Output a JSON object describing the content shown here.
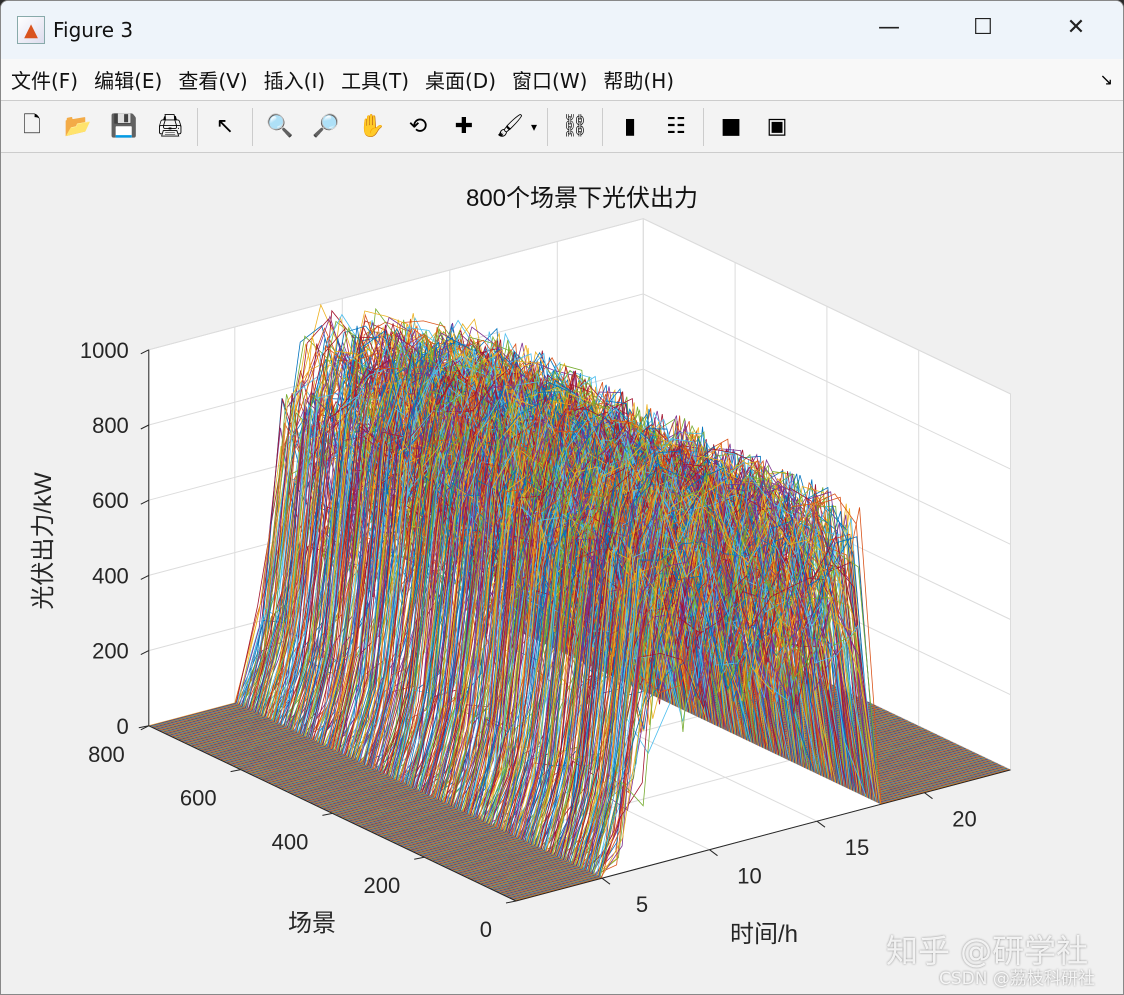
{
  "window": {
    "title": "Figure 3",
    "icon": "matlab-logo-icon",
    "controls": [
      "minimize-icon",
      "maximize-icon",
      "close-icon"
    ]
  },
  "menu": [
    "文件(F)",
    "编辑(E)",
    "查看(V)",
    "插入(I)",
    "工具(T)",
    "桌面(D)",
    "窗口(W)",
    "帮助(H)"
  ],
  "toolbar": [
    "new-figure-icon",
    "open-icon",
    "save-icon",
    "print-icon",
    "|",
    "pointer-icon",
    "|",
    "zoom-in-icon",
    "zoom-out-icon",
    "pan-icon",
    "rotate-3d-icon",
    "data-cursor-icon",
    "brush-icon",
    "brush-dropdown-icon",
    "|",
    "link-plot-icon",
    "|",
    "colorbar-icon",
    "legend-icon",
    "|",
    "hide-plot-tools-icon",
    "show-plot-tools-icon"
  ],
  "watermarks": [
    "知乎 @研学社",
    "CSDN @荔枝科研社"
  ],
  "chart_data": {
    "type": "line",
    "subtype": "3d-lines (plot3)",
    "title": "800个场景下光伏出力",
    "xlabel": "时间/h",
    "ylabel": "场景",
    "zlabel": "光伏出力/kW",
    "xlim": [
      1,
      24
    ],
    "ylim": [
      0,
      800
    ],
    "zlim": [
      0,
      1000
    ],
    "xticks": [
      5,
      10,
      15,
      20
    ],
    "yticks": [
      0,
      200,
      400,
      600,
      800
    ],
    "zticks": [
      0,
      200,
      400,
      600,
      800,
      1000
    ],
    "grid": true,
    "scenario_count": 800,
    "hours": [
      1,
      2,
      3,
      4,
      5,
      6,
      7,
      8,
      9,
      10,
      11,
      12,
      13,
      14,
      15,
      16,
      17,
      18,
      19,
      20,
      21,
      22,
      23,
      24
    ],
    "typical_max_output_kW": [
      0,
      0,
      0,
      0,
      0,
      250,
      850,
      950,
      1000,
      1000,
      980,
      960,
      930,
      900,
      880,
      860,
      820,
      0,
      0,
      0,
      0,
      0,
      0,
      0
    ],
    "typical_min_output_kW": [
      0,
      0,
      0,
      0,
      0,
      0,
      100,
      250,
      300,
      300,
      300,
      300,
      300,
      280,
      250,
      200,
      150,
      0,
      0,
      0,
      0,
      0,
      0,
      0
    ],
    "series_colors": [
      "#0072BD",
      "#D95319",
      "#EDB120",
      "#7E2F8E",
      "#77AC30",
      "#4DBEEE",
      "#A2142F"
    ]
  }
}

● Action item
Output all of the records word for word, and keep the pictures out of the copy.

● Answer to this problem
Output a JSON object describing the content shown here.
{
  "window": {
    "title": "Figure 3",
    "icon": "matlab-logo-icon",
    "controls": [
      "minimize-icon",
      "maximize-icon",
      "close-icon"
    ]
  },
  "menu": [
    "文件(F)",
    "编辑(E)",
    "查看(V)",
    "插入(I)",
    "工具(T)",
    "桌面(D)",
    "窗口(W)",
    "帮助(H)"
  ],
  "toolbar": [
    "new-figure-icon",
    "open-icon",
    "save-icon",
    "print-icon",
    "|",
    "pointer-icon",
    "|",
    "zoom-in-icon",
    "zoom-out-icon",
    "pan-icon",
    "rotate-3d-icon",
    "data-cursor-icon",
    "brush-icon",
    "brush-dropdown-icon",
    "|",
    "link-plot-icon",
    "|",
    "colorbar-icon",
    "legend-icon",
    "|",
    "hide-plot-tools-icon",
    "show-plot-tools-icon"
  ],
  "watermarks": [
    "知乎 @研学社",
    "CSDN @荔枝科研社"
  ],
  "chart_data": {
    "type": "line",
    "subtype": "3d-lines (plot3)",
    "title": "800个场景下光伏出力",
    "xlabel": "时间/h",
    "ylabel": "场景",
    "zlabel": "光伏出力/kW",
    "xlim": [
      1,
      24
    ],
    "ylim": [
      0,
      800
    ],
    "zlim": [
      0,
      1000
    ],
    "xticks": [
      5,
      10,
      15,
      20
    ],
    "yticks": [
      0,
      200,
      400,
      600,
      800
    ],
    "zticks": [
      0,
      200,
      400,
      600,
      800,
      1000
    ],
    "grid": true,
    "scenario_count": 800,
    "hours": [
      1,
      2,
      3,
      4,
      5,
      6,
      7,
      8,
      9,
      10,
      11,
      12,
      13,
      14,
      15,
      16,
      17,
      18,
      19,
      20,
      21,
      22,
      23,
      24
    ],
    "typical_max_output_kW": [
      0,
      0,
      0,
      0,
      0,
      250,
      850,
      950,
      1000,
      1000,
      980,
      960,
      930,
      900,
      880,
      860,
      820,
      0,
      0,
      0,
      0,
      0,
      0,
      0
    ],
    "typical_min_output_kW": [
      0,
      0,
      0,
      0,
      0,
      0,
      100,
      250,
      300,
      300,
      300,
      300,
      300,
      280,
      250,
      200,
      150,
      0,
      0,
      0,
      0,
      0,
      0,
      0
    ],
    "series_colors": [
      "#0072BD",
      "#D95319",
      "#EDB120",
      "#7E2F8E",
      "#77AC30",
      "#4DBEEE",
      "#A2142F"
    ]
  }
}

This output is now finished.